Scouting is all about imparting skills for life to young people. It’s far more than a whim or loose marketing slogan; everything we do in Scouting is intended to prepare our members for the future, to equip them with the tools required for adulthood.
The things learned during a weekly Scouting session can legitimately make a difference, even if it doesn’t seem it at the time. Occasionally, it can even be a question of life or death.
When Explorer Scouts Lucy and Judith were walking home from school one Friday afternoon in February, little did they know some of the skills they had been taught in Scouts would come into play in such a vital manner.
A gentleman in his sixties had collapsed outside a supermarket in Tilehurst, Reading. Unresponsive, the Explorers instinctively recalled all they had learned during Scouts first aid sessions.
Judith called 999, while Lucy checked for a pulse. Thankfully, the man became responsive quickly and Lucy helped to elevate him. Finding out that the man was diabetic, Lucy asked the shop to supply some fruit pastilles to raise the man’s blood sugar levels, while the ambulance arrived. It transpired that the gentleman had recently had a heart operation, so the Explorers’ intervention proved critical.
“It happened quite fast,” recalls Lucy. “We were walking back from school, as normal, when this man just collapsed. It wasn’t obvious what was wrong, but we were confident we knew how to act and what to do because we had learned it in Scouts. I also knew how to treat diabetic shock because my Grandad has diabetes.
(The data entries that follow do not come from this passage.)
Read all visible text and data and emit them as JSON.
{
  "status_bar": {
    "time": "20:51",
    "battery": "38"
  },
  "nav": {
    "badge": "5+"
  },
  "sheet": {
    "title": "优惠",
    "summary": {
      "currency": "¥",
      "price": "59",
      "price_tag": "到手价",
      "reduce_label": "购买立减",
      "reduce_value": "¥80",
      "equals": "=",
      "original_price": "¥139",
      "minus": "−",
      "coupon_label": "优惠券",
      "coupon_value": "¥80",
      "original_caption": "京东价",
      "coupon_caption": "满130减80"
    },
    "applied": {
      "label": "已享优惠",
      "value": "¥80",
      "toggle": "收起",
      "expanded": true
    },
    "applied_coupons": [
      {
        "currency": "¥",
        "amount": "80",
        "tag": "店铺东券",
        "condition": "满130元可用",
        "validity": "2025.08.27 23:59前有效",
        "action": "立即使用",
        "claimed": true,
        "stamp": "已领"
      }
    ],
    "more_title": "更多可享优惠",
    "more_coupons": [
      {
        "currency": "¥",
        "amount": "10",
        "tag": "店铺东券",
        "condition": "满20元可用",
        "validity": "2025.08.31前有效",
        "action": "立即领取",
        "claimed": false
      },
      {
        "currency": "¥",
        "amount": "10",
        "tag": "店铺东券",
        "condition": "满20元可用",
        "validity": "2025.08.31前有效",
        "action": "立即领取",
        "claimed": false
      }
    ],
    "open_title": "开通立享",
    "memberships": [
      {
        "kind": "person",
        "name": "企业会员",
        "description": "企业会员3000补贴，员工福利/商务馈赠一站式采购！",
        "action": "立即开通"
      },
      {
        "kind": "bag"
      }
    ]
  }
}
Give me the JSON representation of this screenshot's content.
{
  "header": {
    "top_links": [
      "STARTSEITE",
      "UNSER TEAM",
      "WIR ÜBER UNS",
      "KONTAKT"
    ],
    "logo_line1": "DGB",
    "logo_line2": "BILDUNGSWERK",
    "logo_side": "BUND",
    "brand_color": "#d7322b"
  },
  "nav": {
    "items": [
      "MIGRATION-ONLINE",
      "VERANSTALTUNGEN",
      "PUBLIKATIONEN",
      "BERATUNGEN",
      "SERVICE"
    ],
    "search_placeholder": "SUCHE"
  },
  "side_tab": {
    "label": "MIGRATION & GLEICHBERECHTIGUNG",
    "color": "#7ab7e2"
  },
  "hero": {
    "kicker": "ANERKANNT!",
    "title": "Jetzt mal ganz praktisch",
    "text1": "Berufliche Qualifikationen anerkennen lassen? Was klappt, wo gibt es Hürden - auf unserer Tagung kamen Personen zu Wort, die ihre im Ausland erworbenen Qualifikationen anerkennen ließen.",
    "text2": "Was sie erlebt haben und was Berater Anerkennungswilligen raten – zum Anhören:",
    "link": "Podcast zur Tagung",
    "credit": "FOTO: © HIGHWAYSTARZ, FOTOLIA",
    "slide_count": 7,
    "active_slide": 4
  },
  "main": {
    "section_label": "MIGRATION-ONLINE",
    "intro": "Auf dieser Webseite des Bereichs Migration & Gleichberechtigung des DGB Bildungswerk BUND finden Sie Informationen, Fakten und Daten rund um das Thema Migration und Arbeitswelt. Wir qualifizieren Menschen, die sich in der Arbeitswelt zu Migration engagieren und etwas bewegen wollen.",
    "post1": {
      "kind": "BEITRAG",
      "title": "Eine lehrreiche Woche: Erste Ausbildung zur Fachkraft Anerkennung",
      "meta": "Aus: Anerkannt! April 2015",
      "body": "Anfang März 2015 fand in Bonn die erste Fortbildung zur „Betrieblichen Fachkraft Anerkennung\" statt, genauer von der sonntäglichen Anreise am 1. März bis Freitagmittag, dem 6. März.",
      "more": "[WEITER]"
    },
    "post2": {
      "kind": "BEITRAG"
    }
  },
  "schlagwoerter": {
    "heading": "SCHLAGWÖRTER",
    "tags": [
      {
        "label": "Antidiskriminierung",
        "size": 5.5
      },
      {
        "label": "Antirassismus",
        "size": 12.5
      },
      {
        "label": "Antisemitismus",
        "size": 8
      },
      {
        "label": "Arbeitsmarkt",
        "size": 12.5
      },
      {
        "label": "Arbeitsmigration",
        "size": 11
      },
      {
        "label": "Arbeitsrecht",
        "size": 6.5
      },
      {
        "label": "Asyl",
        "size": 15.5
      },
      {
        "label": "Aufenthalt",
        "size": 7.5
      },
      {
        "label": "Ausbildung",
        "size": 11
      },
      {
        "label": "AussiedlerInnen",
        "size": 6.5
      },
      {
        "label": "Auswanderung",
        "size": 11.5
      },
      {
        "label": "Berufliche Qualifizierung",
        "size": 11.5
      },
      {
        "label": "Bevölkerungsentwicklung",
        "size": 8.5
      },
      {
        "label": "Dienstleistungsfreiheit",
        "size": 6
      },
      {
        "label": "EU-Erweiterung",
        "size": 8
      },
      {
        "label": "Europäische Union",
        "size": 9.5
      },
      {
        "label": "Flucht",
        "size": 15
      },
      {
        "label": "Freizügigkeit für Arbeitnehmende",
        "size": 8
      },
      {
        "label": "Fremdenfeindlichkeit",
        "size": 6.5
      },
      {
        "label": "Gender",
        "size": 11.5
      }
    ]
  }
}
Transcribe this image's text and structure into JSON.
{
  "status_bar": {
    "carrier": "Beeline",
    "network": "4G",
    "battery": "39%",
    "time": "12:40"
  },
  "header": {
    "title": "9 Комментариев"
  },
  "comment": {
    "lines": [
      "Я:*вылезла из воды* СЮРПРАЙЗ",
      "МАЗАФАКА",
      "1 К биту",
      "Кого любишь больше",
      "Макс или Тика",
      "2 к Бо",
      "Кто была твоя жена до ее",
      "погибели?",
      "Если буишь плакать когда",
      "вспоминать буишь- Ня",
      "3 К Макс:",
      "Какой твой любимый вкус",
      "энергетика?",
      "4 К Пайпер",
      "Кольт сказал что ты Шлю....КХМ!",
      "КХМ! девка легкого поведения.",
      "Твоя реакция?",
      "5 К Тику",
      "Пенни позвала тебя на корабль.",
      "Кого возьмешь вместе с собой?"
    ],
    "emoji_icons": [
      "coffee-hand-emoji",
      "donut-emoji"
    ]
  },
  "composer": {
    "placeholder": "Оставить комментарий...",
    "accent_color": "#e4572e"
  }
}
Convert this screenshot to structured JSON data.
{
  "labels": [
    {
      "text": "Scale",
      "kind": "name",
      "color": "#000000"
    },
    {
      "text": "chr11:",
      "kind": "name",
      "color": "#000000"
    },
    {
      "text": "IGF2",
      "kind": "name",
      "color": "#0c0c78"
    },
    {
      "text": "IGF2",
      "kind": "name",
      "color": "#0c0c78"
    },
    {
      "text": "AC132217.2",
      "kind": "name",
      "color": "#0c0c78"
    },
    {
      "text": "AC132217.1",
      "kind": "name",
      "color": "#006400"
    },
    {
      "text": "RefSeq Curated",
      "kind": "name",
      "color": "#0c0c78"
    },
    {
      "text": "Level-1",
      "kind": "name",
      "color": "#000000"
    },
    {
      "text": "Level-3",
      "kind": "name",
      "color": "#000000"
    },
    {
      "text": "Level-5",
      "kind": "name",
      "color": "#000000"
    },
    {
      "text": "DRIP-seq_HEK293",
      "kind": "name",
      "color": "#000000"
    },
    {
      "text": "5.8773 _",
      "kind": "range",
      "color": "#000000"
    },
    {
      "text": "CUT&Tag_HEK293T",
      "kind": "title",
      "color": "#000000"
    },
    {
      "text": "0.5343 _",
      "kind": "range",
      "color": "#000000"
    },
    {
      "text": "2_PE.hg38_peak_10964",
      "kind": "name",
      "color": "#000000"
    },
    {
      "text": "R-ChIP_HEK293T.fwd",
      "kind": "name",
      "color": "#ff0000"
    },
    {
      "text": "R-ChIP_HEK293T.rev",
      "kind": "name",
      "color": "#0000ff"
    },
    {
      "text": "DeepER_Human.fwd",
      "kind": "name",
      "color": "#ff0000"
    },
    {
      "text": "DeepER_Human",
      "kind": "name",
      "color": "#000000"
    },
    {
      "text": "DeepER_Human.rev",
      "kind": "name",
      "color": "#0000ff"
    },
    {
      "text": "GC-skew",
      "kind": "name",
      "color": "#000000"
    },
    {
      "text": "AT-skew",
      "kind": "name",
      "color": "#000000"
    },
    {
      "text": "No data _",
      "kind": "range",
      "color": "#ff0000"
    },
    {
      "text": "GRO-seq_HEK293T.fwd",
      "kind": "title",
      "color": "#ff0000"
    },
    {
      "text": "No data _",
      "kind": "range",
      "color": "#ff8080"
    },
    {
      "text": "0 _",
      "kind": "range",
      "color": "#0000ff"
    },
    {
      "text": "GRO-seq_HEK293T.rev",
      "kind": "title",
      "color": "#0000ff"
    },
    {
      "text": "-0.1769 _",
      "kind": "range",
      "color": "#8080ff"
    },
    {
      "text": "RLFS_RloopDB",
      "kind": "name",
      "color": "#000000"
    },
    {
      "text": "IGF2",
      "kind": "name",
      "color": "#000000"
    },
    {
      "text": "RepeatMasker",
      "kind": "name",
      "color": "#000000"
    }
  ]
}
I was happy we could help, and it was really because of what we’d learned in Scouts that we could make a difference. I was pleased Judith and I were there to help out.”
Explorer Scout Leader Chris Hughes said: “It was during a recent Explorer evening on CPR and defibrillator use when Lucy shared this incredible story with us. She mentioned casually that she had put her first aid knowledge into practice to help the wellbeing of a member of the public. It reinforces the importance of the ‘Skills for Life’ message that we try to incorporate into all our Scouting programme across all sections, and a reminder never to underestimate the positive impact that Scouting can play – alongside the courage and calmness that Lucy and Judith showed in this particular case.”